Data for review: Begin

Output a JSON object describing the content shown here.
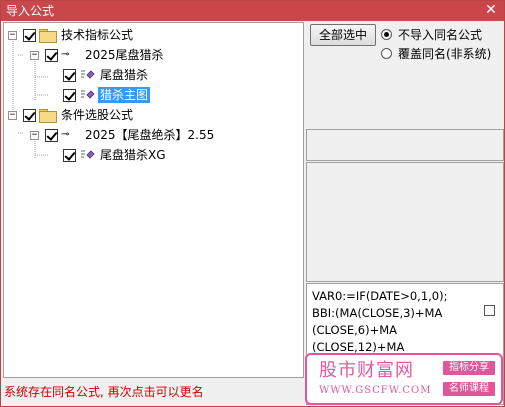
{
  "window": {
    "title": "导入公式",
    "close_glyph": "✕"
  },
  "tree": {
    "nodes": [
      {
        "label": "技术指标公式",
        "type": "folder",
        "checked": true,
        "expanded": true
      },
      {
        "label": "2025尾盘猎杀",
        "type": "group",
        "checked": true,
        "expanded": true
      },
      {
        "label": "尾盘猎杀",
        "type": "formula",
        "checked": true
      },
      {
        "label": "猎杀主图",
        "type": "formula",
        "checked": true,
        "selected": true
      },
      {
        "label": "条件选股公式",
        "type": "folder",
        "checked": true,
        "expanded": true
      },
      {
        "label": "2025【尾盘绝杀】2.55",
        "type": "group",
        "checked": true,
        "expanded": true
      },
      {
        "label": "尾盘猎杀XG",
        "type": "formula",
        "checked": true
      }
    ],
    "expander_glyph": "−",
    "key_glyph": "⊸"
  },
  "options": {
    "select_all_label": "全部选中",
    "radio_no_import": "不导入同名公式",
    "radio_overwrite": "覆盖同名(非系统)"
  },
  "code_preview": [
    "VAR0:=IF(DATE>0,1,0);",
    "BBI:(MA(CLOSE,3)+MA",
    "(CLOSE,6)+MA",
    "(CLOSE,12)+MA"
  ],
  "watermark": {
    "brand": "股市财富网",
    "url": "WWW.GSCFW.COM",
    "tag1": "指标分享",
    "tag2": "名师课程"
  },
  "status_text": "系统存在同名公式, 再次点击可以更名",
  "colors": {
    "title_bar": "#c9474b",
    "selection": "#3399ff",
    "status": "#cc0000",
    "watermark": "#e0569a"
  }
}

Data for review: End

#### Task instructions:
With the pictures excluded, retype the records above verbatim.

#### Solved exercise:
Output a JSON object describing the content shown here.
{
  "window": {
    "title": "导入公式",
    "close_glyph": "✕"
  },
  "tree": {
    "nodes": [
      {
        "label": "技术指标公式",
        "type": "folder",
        "checked": true,
        "expanded": true
      },
      {
        "label": "2025尾盘猎杀",
        "type": "group",
        "checked": true,
        "expanded": true
      },
      {
        "label": "尾盘猎杀",
        "type": "formula",
        "checked": true
      },
      {
        "label": "猎杀主图",
        "type": "formula",
        "checked": true,
        "selected": true
      },
      {
        "label": "条件选股公式",
        "type": "folder",
        "checked": true,
        "expanded": true
      },
      {
        "label": "2025【尾盘绝杀】2.55",
        "type": "group",
        "checked": true,
        "expanded": true
      },
      {
        "label": "尾盘猎杀XG",
        "type": "formula",
        "checked": true
      }
    ],
    "expander_glyph": "−",
    "key_glyph": "⊸"
  },
  "options": {
    "select_all_label": "全部选中",
    "radio_no_import": "不导入同名公式",
    "radio_overwrite": "覆盖同名(非系统)"
  },
  "code_preview": [
    "VAR0:=IF(DATE>0,1,0);",
    "BBI:(MA(CLOSE,3)+MA",
    "(CLOSE,6)+MA",
    "(CLOSE,12)+MA"
  ],
  "watermark": {
    "brand": "股市财富网",
    "url": "WWW.GSCFW.COM",
    "tag1": "指标分享",
    "tag2": "名师课程"
  },
  "status_text": "系统存在同名公式, 再次点击可以更名",
  "colors": {
    "title_bar": "#c9474b",
    "selection": "#3399ff",
    "status": "#cc0000",
    "watermark": "#e0569a"
  }
}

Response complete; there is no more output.